on their proposals for the kingdom's multi-billion dollar energy
opening, industry sources said on Monday .
"The Saudi negotiating team has informed all
the oil companies on where they stand," said an industry source.
"Everyone received an information pack on
Sunday from the Saudis which they are now digesting." Saudi
Arabia, the world's biggest oil producer, unveiled a rare, $100
billion energy sector opening to foreign oil firms two years ago.
A select group of 11 oil and gas companies
submitted their final proposals for upstream gas and downstream oil
projects at the end of August.
Libya finds gas field of 472b cubic feet
Libyan National Oil Corporation said on Monday its
Syrte oil and Gas unit had made a gas find with a reserve of around
472 billion cubic feet, Libyan news agency Jana reported on Monday.
"The new gas discovery was made northwest of
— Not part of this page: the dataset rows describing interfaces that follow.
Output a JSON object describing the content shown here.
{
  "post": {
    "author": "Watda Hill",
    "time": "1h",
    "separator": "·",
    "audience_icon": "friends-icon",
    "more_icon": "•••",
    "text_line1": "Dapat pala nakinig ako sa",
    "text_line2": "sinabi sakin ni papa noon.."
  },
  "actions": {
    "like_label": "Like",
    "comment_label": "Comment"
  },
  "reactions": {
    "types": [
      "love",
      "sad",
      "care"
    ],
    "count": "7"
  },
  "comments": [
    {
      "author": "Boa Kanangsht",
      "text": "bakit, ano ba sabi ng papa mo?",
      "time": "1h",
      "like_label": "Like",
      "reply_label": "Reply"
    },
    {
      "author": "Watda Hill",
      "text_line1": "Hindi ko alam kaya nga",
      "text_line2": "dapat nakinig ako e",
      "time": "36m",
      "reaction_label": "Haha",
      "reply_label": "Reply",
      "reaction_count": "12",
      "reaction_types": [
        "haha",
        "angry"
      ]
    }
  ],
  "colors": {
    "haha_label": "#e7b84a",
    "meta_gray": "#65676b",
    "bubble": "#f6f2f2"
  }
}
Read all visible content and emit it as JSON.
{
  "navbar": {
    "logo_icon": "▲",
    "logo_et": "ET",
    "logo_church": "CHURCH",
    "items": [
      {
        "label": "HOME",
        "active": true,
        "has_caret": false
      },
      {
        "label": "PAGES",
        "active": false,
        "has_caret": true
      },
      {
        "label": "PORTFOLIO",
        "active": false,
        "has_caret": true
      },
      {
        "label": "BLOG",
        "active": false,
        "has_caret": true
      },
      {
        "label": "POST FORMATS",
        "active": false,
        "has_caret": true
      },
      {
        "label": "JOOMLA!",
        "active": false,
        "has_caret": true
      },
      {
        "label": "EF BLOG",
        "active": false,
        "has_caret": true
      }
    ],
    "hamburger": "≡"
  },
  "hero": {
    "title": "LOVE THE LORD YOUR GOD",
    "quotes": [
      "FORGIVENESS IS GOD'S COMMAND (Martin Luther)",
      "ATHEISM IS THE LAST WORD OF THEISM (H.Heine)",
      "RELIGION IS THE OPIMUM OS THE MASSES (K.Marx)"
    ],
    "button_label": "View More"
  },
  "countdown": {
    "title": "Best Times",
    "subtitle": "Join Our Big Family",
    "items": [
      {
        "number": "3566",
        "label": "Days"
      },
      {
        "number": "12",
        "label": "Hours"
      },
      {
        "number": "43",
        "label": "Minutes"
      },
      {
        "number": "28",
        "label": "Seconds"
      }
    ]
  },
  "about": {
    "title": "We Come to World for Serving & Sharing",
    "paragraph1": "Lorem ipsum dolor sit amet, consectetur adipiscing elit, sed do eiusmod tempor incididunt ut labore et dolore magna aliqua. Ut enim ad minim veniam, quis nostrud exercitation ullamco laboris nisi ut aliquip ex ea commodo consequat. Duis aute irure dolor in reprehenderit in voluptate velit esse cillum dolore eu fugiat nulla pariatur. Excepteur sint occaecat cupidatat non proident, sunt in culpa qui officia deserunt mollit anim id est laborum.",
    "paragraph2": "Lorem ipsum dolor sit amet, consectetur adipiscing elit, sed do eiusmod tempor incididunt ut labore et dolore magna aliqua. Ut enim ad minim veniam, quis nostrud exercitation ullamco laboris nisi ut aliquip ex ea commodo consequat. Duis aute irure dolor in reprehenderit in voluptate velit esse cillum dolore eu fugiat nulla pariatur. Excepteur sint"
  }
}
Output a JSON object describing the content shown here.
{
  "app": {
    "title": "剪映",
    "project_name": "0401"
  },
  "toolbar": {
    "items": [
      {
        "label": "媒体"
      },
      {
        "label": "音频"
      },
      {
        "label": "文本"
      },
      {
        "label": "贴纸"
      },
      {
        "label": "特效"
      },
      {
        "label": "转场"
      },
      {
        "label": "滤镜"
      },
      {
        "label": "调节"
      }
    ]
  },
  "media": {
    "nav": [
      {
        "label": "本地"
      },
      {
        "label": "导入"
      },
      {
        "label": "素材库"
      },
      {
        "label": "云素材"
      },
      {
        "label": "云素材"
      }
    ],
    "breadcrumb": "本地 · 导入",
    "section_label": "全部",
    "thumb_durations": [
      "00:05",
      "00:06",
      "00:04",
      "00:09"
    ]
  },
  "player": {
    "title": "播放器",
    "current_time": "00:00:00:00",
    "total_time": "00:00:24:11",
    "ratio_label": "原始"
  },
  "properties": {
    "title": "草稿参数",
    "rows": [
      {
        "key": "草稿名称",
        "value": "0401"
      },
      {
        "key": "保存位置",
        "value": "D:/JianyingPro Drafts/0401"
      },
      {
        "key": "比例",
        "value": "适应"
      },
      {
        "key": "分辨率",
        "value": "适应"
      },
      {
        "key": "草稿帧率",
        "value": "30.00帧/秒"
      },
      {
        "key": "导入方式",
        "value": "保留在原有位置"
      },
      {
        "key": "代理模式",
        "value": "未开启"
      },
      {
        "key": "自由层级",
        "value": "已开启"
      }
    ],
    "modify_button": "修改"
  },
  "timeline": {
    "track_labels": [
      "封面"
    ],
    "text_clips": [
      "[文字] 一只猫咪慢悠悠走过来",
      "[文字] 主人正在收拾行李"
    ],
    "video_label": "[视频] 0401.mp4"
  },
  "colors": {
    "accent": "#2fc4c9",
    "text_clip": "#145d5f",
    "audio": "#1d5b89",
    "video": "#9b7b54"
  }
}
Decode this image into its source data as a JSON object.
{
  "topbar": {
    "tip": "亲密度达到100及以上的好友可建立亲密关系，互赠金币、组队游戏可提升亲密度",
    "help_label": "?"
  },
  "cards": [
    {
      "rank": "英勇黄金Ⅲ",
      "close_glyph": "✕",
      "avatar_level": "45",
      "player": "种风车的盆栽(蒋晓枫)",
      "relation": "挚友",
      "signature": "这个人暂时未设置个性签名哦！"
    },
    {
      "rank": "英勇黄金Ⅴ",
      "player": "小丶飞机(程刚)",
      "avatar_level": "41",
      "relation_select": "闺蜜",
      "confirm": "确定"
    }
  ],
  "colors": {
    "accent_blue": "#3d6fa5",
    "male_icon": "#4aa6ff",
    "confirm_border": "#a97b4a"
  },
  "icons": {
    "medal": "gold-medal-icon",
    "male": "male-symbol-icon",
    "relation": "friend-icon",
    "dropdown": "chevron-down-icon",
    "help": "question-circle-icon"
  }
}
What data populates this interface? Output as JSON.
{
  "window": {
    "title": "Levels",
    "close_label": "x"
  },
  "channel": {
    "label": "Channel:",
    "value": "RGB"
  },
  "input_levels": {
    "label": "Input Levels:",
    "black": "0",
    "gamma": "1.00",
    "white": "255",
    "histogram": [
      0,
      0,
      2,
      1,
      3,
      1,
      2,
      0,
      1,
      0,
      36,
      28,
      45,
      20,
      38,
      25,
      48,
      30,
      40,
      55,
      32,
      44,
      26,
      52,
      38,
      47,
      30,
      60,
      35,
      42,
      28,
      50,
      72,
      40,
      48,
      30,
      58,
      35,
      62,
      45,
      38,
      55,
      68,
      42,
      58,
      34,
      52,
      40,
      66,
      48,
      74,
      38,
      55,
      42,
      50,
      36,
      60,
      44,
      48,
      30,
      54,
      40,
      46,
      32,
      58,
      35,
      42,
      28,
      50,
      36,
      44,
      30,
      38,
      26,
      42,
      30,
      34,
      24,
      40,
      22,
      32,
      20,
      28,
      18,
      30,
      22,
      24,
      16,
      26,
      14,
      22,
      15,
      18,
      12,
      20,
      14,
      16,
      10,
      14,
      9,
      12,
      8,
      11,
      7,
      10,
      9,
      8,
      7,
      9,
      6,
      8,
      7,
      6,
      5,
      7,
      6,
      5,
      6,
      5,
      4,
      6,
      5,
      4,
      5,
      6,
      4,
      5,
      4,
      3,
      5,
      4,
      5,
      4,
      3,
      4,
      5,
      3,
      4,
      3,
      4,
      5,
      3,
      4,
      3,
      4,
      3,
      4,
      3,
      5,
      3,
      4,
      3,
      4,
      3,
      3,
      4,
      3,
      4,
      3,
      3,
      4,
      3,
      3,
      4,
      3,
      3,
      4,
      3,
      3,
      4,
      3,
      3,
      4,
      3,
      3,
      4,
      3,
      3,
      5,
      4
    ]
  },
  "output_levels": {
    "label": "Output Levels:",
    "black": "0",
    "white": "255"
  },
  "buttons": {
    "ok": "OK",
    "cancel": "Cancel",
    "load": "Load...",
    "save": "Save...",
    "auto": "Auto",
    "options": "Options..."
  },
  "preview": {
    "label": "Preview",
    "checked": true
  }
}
El Sumud gas field which lies about 90 km (56 miles) south of al
Brigua town," NOC was quoted by Jana as saying.
"The new gas find reserve was estimated at 472
billion cubic feet, of which about 293 billion cubic feet of gas are
recoverable," Jana added, quoting NOC.
Morocco says has no plans to devalue the dirham
Morocco will not devalue its national currency the
dirham, despite a continuing appreciation against the euro, the
official MAP news agency said on Saturday.
One euro was last exchanged against 9.5628/9.6202
dirhams, Bank al-Maghrib (central bank) figures showed.
Lebanon applies unorthodox economic policy
A textbook solution to Lebanon's recession and high
debt level would be to reduce the budget deficit, lower the 14 per
cent interest rate and economic growth should follow, financial
But the government of businessman Rafik Al-Hariri,
which took office last month, effectively argued from the start that
textbooks do not apply in Lebanon.
Hariri said it was politically impossible to reduce
the deficit, which stands at 15 per cent of gross domestic product.
Most public spending goes in paying the wages of
public employees hired according to sects and in servicing debt.
The government is counting on local banks to
continue financing the national debt and on cutting import duties to
achieve a three to five per cent growth next year after none in 2000
— an over-ambitious figure, say analysts.
Morocco could be forced to delay the planned
privatisation early next year of telecommunications giant Maroc
Telecom due to a lack of bidders, press reports said on Friday.
The Moroccan government two months ago launched an
international tender for the sale of a 35-per cent state in Maroc
Telecom worth 20 billion dirhams ($1.82 billion). The closing date was
set for December 20.